┌────────
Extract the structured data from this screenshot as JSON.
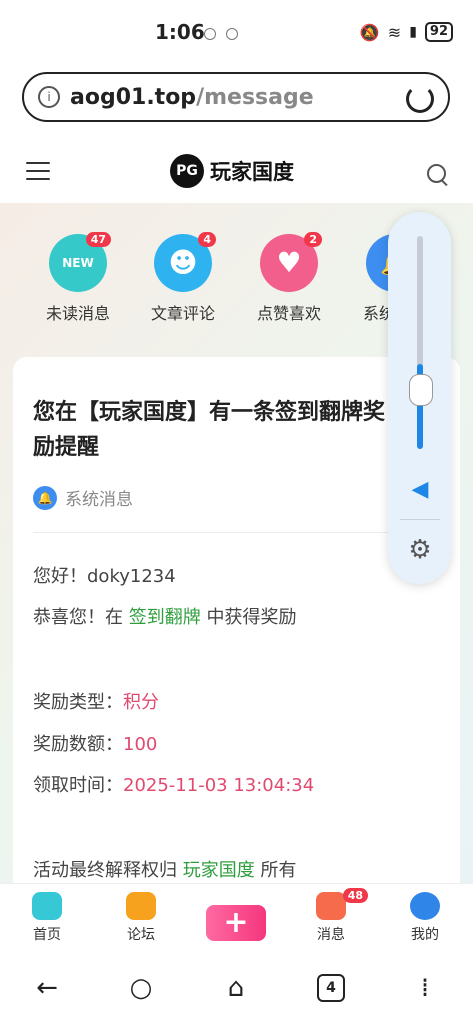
{
  "status": {
    "time": "1:06",
    "battery": "92"
  },
  "browser": {
    "url_host": "aog01.top",
    "url_path": "/message"
  },
  "site": {
    "logo_mark": "PG",
    "logo_text": "玩家国度"
  },
  "categories": [
    {
      "label": "未读消息",
      "badge": "47",
      "icon": "new-icon",
      "badge_text": "NEW",
      "color": "#35c9c9"
    },
    {
      "label": "文章评论",
      "badge": "4",
      "icon": "chat-face-icon",
      "color": "#2fb3f0"
    },
    {
      "label": "点赞喜欢",
      "badge": "2",
      "icon": "heart-icon",
      "color": "#f25f8c"
    },
    {
      "label": "系统通知",
      "icon": "bell-icon",
      "color": "#3d8ef0"
    }
  ],
  "message": {
    "title": "您在【玩家国度】有一条签到翻牌奖励提醒",
    "tag": "系统消息",
    "greeting": "您好！doky1234",
    "congrats_prefix": "恭喜您！在",
    "congrats_link": "签到翻牌",
    "congrats_suffix": "中获得奖励",
    "reward_type_label": "奖励类型：",
    "reward_type_value": "积分",
    "reward_amount_label": "奖励数额：",
    "reward_amount_value": "100",
    "claim_time_label": "领取时间：",
    "claim_time_value": "2025-11-03 13:04:34",
    "footer_prefix": "活动最终解释权归",
    "footer_link": "玩家国度",
    "footer_suffix": "所有"
  },
  "volume": {
    "level": 0.4
  },
  "nav": [
    {
      "label": "首页",
      "icon": "home-icon"
    },
    {
      "label": "论坛",
      "icon": "forum-icon"
    },
    {
      "label": "消息",
      "icon": "message-bell-icon",
      "badge": "48"
    },
    {
      "label": "我的",
      "icon": "profile-icon"
    }
  ],
  "plus_label": "+",
  "system_nav": {
    "tabs_count": "4"
  }
}
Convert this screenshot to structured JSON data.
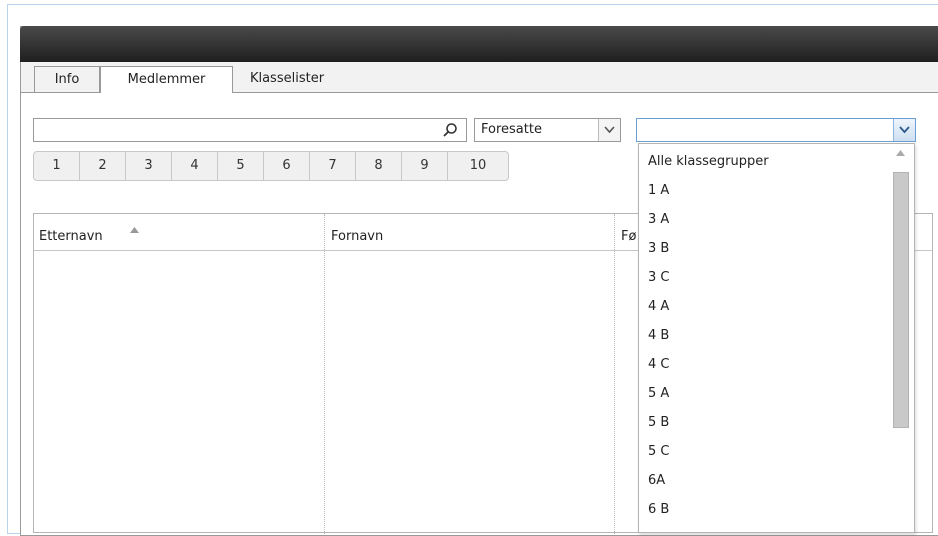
{
  "tabs": [
    {
      "label": "Info"
    },
    {
      "label": "Medlemmer"
    },
    {
      "label": "Klasselister"
    }
  ],
  "search": {
    "value": "",
    "placeholder": ""
  },
  "filter_type": {
    "value": "Foresatte"
  },
  "class_filter": {
    "value": ""
  },
  "pager": [
    "1",
    "2",
    "3",
    "4",
    "5",
    "6",
    "7",
    "8",
    "9",
    "10"
  ],
  "grid": {
    "columns": [
      {
        "label": "Etternavn",
        "sorted": "asc"
      },
      {
        "label": "Fornavn"
      },
      {
        "label": "Fø"
      }
    ],
    "rows": []
  },
  "class_options": [
    "Alle klassegrupper",
    "1 A",
    "3 A",
    "3 B",
    "3 C",
    "4 A",
    "4 B",
    "4 C",
    "5 A",
    "5 B",
    "5 C",
    "6A",
    "6 B"
  ],
  "colors": {
    "titlebar": "#2b2b2b",
    "active_border": "#6a9fd4",
    "grid_border": "#b5b5b5"
  }
}
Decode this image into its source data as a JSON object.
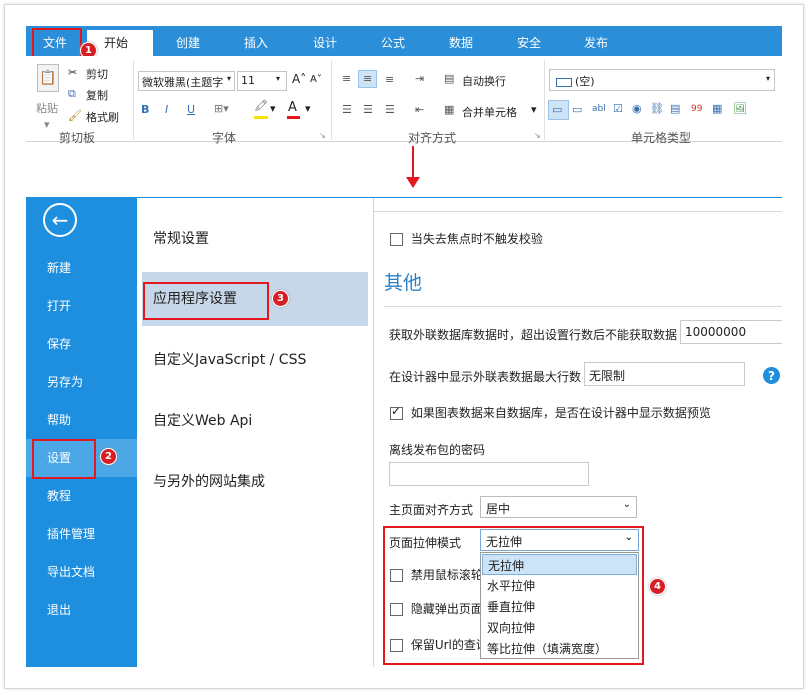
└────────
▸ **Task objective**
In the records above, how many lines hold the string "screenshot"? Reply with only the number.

▸ **Answer space**
2